→ Description of the task
Where a line of the records holds the string "мастеру", copy that line.

→ Data
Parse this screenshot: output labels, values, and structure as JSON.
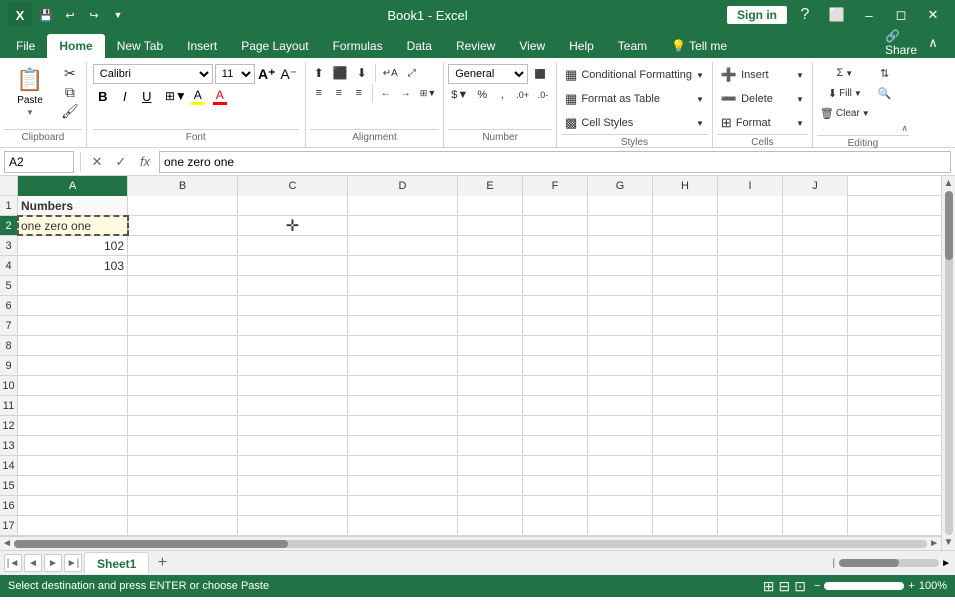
{
  "titleBar": {
    "title": "Book1 - Excel",
    "quickAccess": [
      "save",
      "undo",
      "redo",
      "customize"
    ],
    "signIn": "Sign in",
    "winControls": [
      "minimize",
      "restore",
      "close"
    ]
  },
  "ribbonTabs": {
    "tabs": [
      "File",
      "Home",
      "New Tab",
      "Insert",
      "Page Layout",
      "Formulas",
      "Data",
      "Review",
      "View",
      "Help",
      "Team",
      "Tell me"
    ],
    "activeTab": "Home"
  },
  "ribbon": {
    "clipboard": {
      "label": "Clipboard",
      "paste": "Paste",
      "cut": "✂",
      "copy": "⧉",
      "formatPainter": "🖌"
    },
    "font": {
      "label": "Font",
      "fontName": "Calibri",
      "fontSize": "11",
      "bold": "B",
      "italic": "I",
      "underline": "U",
      "borderBtn": "⊞",
      "fillColor": "A",
      "fontColor": "A",
      "increaseFont": "A",
      "decreaseFont": "A"
    },
    "alignment": {
      "label": "Alignment",
      "expandBtn": "⊞"
    },
    "number": {
      "label": "Number",
      "format": "General",
      "expandBtn": "⊞"
    },
    "styles": {
      "label": "Styles",
      "conditionalFormatting": "Conditional Formatting",
      "formatAsTable": "Format as Table",
      "cellStyles": "Cell Styles"
    },
    "cells": {
      "label": "Cells",
      "insert": "Insert",
      "delete": "Delete",
      "format": "Format"
    },
    "editing": {
      "label": "Editing",
      "sum": "Σ",
      "fill": "⬇",
      "clear": "🗑",
      "sort": "⇅",
      "find": "🔍",
      "collapseBtn": "∧"
    }
  },
  "formulaBar": {
    "cellRef": "A2",
    "cancel": "✕",
    "confirm": "✓",
    "fx": "fx",
    "formula": "one zero one"
  },
  "spreadsheet": {
    "columns": [
      "A",
      "B",
      "C",
      "D",
      "E",
      "F",
      "G",
      "H",
      "I",
      "J"
    ],
    "rows": [
      {
        "rowNum": 1,
        "cells": [
          {
            "value": "Numbers",
            "style": "bold header"
          },
          "",
          "",
          "",
          "",
          "",
          "",
          "",
          "",
          ""
        ]
      },
      {
        "rowNum": 2,
        "cells": [
          {
            "value": "one zero one",
            "style": "selected yellow"
          },
          "",
          "",
          "",
          "",
          "",
          "",
          "",
          "",
          ""
        ]
      },
      {
        "rowNum": 3,
        "cells": [
          {
            "value": "102",
            "align": "right"
          },
          "",
          "",
          "",
          "",
          "",
          "",
          "",
          "",
          ""
        ]
      },
      {
        "rowNum": 4,
        "cells": [
          {
            "value": "103",
            "align": "right"
          },
          "",
          "",
          "",
          "",
          "",
          "",
          "",
          "",
          ""
        ]
      },
      {
        "rowNum": 5,
        "cells": [
          "",
          "",
          "",
          "",
          "",
          "",
          "",
          "",
          "",
          ""
        ]
      },
      {
        "rowNum": 6,
        "cells": [
          "",
          "",
          "",
          "",
          "",
          "",
          "",
          "",
          "",
          ""
        ]
      },
      {
        "rowNum": 7,
        "cells": [
          "",
          "",
          "",
          "",
          "",
          "",
          "",
          "",
          "",
          ""
        ]
      },
      {
        "rowNum": 8,
        "cells": [
          "",
          "",
          "",
          "",
          "",
          "",
          "",
          "",
          "",
          ""
        ]
      },
      {
        "rowNum": 9,
        "cells": [
          "",
          "",
          "",
          "",
          "",
          "",
          "",
          "",
          "",
          ""
        ]
      },
      {
        "rowNum": 10,
        "cells": [
          "",
          "",
          "",
          "",
          "",
          "",
          "",
          "",
          "",
          ""
        ]
      },
      {
        "rowNum": 11,
        "cells": [
          "",
          "",
          "",
          "",
          "",
          "",
          "",
          "",
          "",
          ""
        ]
      },
      {
        "rowNum": 12,
        "cells": [
          "",
          "",
          "",
          "",
          "",
          "",
          "",
          "",
          "",
          ""
        ]
      },
      {
        "rowNum": 13,
        "cells": [
          "",
          "",
          "",
          "",
          "",
          "",
          "",
          "",
          "",
          ""
        ]
      },
      {
        "rowNum": 14,
        "cells": [
          "",
          "",
          "",
          "",
          "",
          "",
          "",
          "",
          "",
          ""
        ]
      },
      {
        "rowNum": 15,
        "cells": [
          "",
          "",
          "",
          "",
          "",
          "",
          "",
          "",
          "",
          ""
        ]
      },
      {
        "rowNum": 16,
        "cells": [
          "",
          "",
          "",
          "",
          "",
          "",
          "",
          "",
          "",
          ""
        ]
      },
      {
        "rowNum": 17,
        "cells": [
          "",
          "",
          "",
          "",
          "",
          "",
          "",
          "",
          "",
          ""
        ]
      }
    ]
  },
  "sheetTabs": {
    "tabs": [
      "Sheet1"
    ],
    "activeTab": "Sheet1",
    "addLabel": "+"
  },
  "statusBar": {
    "message": "Select destination and press ENTER or choose Paste",
    "cellMode": "⊞",
    "layoutMode": "⊟",
    "pageLayout": "⊡",
    "zoom": "100%",
    "zoomSlider": 100
  }
}
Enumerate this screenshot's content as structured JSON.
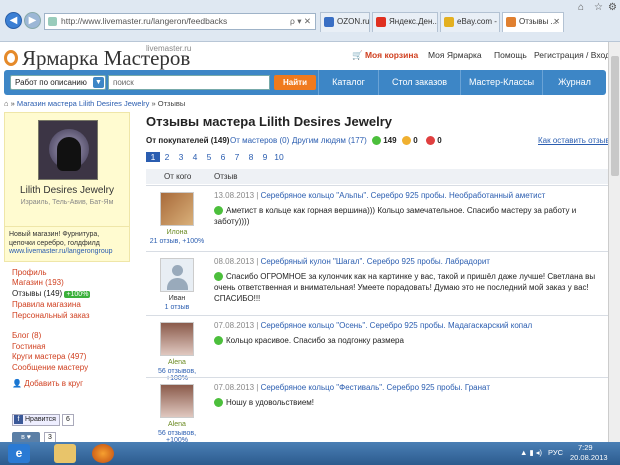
{
  "browser": {
    "address": "http://www.livemaster.ru/langeron/feedbacks",
    "address_controls": "ρ ▾ ✕",
    "tabs": [
      {
        "label": "OZON.ru",
        "color": "#3a6fc4"
      },
      {
        "label": "Яндекс.Ден...",
        "color": "#e03020"
      },
      {
        "label": "eBay.com -",
        "color": "#e4b020"
      },
      {
        "label": "Отзывы ...",
        "color": "#e08030"
      }
    ]
  },
  "site": {
    "logo": "Ярмарка Мастеров",
    "logo_sub": "livemaster.ru",
    "cart": "Моя корзина",
    "my_fair": "Моя Ярмарка",
    "help": "Помощь",
    "login": "Регистрация / Вход",
    "search_mode": "Работ по описанию",
    "search_placeholder": "поиск",
    "find": "Найти",
    "nav": [
      "Каталог",
      "Стол заказов",
      "Мастер-Классы",
      "Журнал"
    ]
  },
  "breadcrumb": {
    "shop": "Магазин мастера Lilith Desires Jewelry",
    "sep": "»",
    "current": "Отзывы"
  },
  "sidebar": {
    "shop_name": "Lilith Desires Jewelry",
    "location": "Израиль, Тель-Авив, Бат-Ям",
    "desc1": "Новый магазин! Фурнитура,",
    "desc2": "цепочки серебро, голдфилд",
    "desc_link": "www.livemaster.ru/langerongroup",
    "profile": "Профиль",
    "shop": "Магазин (193)",
    "reviews": "Отзывы (149)",
    "reviews_badge": "+100%",
    "rules": "Правила магазина",
    "personal": "Персональный заказ",
    "blog": "Блог (8)",
    "guest": "Гостиная",
    "circles": "Круги мастера (497)",
    "message": "Сообщение мастеру",
    "add_circle": "Добавить в круг",
    "like": "Нравится",
    "like_count": "6",
    "vk_count": "3"
  },
  "main": {
    "title": "Отзывы мастера Lilith Desires Jewelry",
    "filter_buyers": "От покупателей (149)",
    "filter_masters": "От мастеров (0)",
    "filter_others": "Другим людям (177)",
    "pos": "149",
    "neu": "0",
    "neg": "0",
    "how": "Как оставить отзыв?",
    "pages": [
      "1",
      "2",
      "3",
      "4",
      "5",
      "6",
      "7",
      "8",
      "9",
      "10"
    ],
    "col_from": "От кого",
    "col_review": "Отзыв",
    "rows": [
      {
        "name": "Илона",
        "count": "21 отзыв, +100%",
        "date": "13.08.2013",
        "item": "Серебряное кольцо \"Альпы\". Серебро 925 пробы. Необработанный аметист",
        "text": "Аметист в кольце как горная вершина))) Кольцо замечательное. Спасибо мастеру за работу и заботу))))"
      },
      {
        "name": "Иван",
        "count": "1 отзыв",
        "date": "08.08.2013",
        "item": "Серебряный кулон \"Шагал\". Серебро 925 пробы. Лабрадорит",
        "text": "Спасибо ОГРОМНОЕ за кулончик как на картинке у вас, такой и пришёл даже лучше! Светлана вы очень ответственная и внимательная! Умеете порадовать! Думаю это не последний мой заказ у вас! СПАСИБО!!!"
      },
      {
        "name": "Alena",
        "count": "56 отзывов, +100%",
        "date": "07.08.2013",
        "item": "Серебряное кольцо \"Осень\". Серебро 925 пробы. Мадагаскарский копал",
        "text": "Кольцо красивое. Спасибо за подгонку размера"
      },
      {
        "name": "Alena",
        "count": "56 отзывов, +100%",
        "date": "07.08.2013",
        "item": "Серебряное кольцо \"Фестиваль\". Серебро 925 пробы. Гранат",
        "text": "Ношу в удовольствием!"
      }
    ]
  },
  "taskbar": {
    "lang": "РУС",
    "time": "7:29",
    "date": "20.08.2013"
  }
}
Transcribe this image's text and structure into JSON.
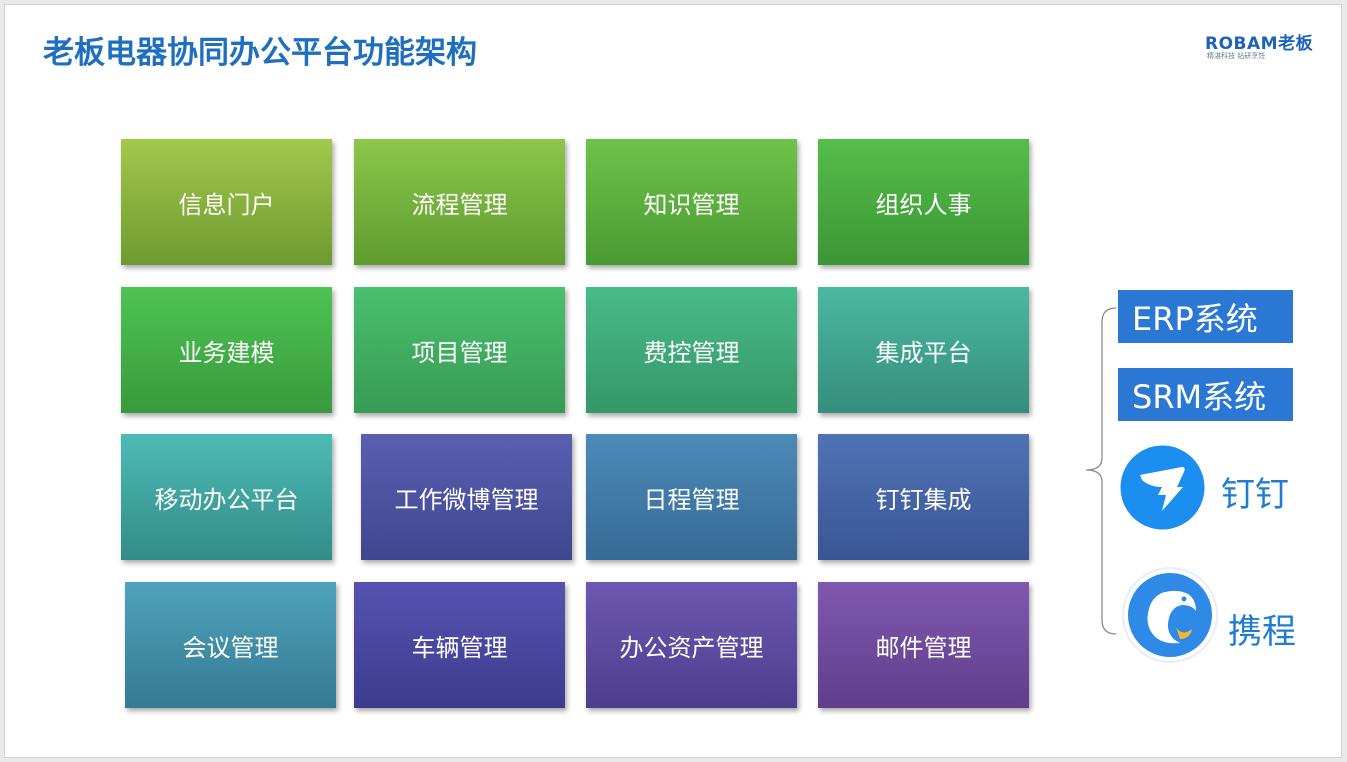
{
  "title": "老板电器协同办公平台功能架构",
  "logo": {
    "main": "ROBAM老板",
    "sub": "精湛科技  钻研烹饪"
  },
  "grid": [
    [
      "信息门户",
      "流程管理",
      "知识管理",
      "组织人事"
    ],
    [
      "业务建模",
      "项目管理",
      "费控管理",
      "集成平台"
    ],
    [
      "移动办公平台",
      "工作微博管理",
      "日程管理",
      "钉钉集成"
    ],
    [
      "会议管理",
      "车辆管理",
      "办公资产管理",
      "邮件管理"
    ]
  ],
  "integrations": {
    "erp_label": "ERP系统",
    "srm_label": "SRM系统",
    "dingtalk_label": "钉钉",
    "ctrip_label": "携程"
  },
  "colors": {
    "title": "#1f6fc0",
    "system_box": "#2a78d4",
    "app_label": "#1f7cd4"
  },
  "icons": {
    "dingtalk": "dingtalk-icon",
    "ctrip": "ctrip-dolphin-icon"
  }
}
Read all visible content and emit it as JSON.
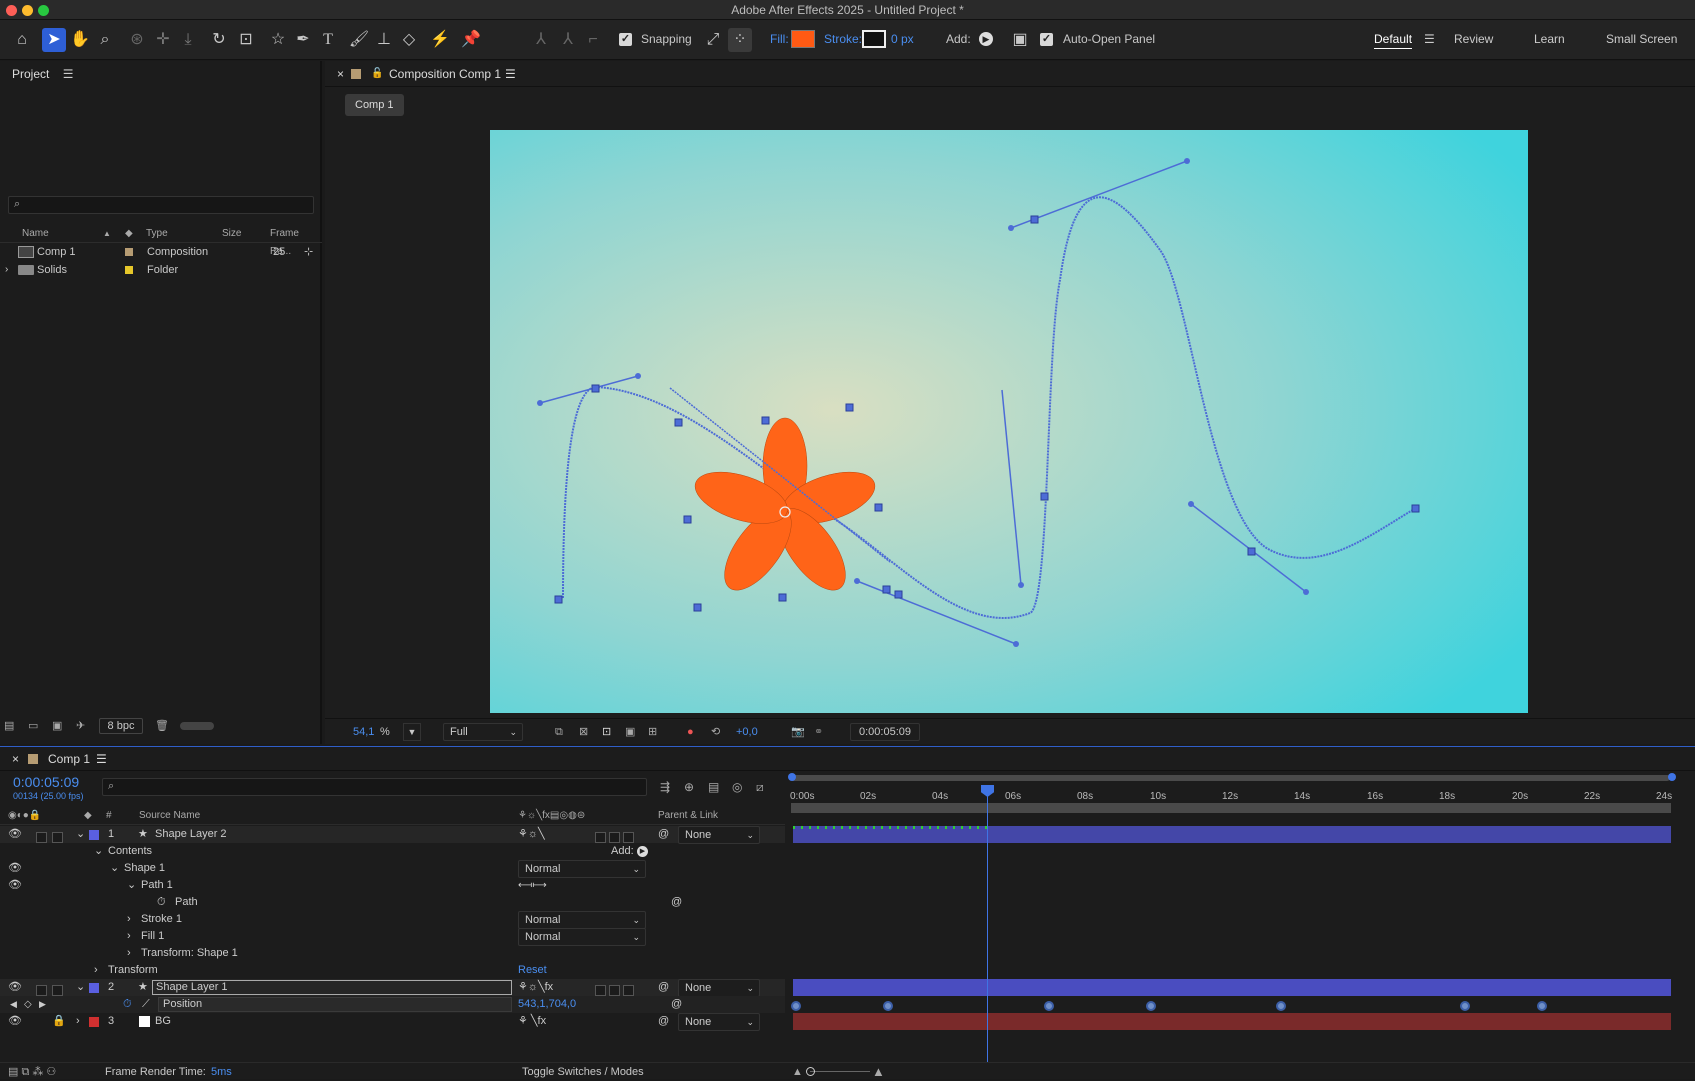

→ Expected answer
    "message": "Сообщение мастеру",
        "text": "Аметист в кольце как горная вершина))) Кольцо замечательное. Спасибо мастеру за работу и заботу))))"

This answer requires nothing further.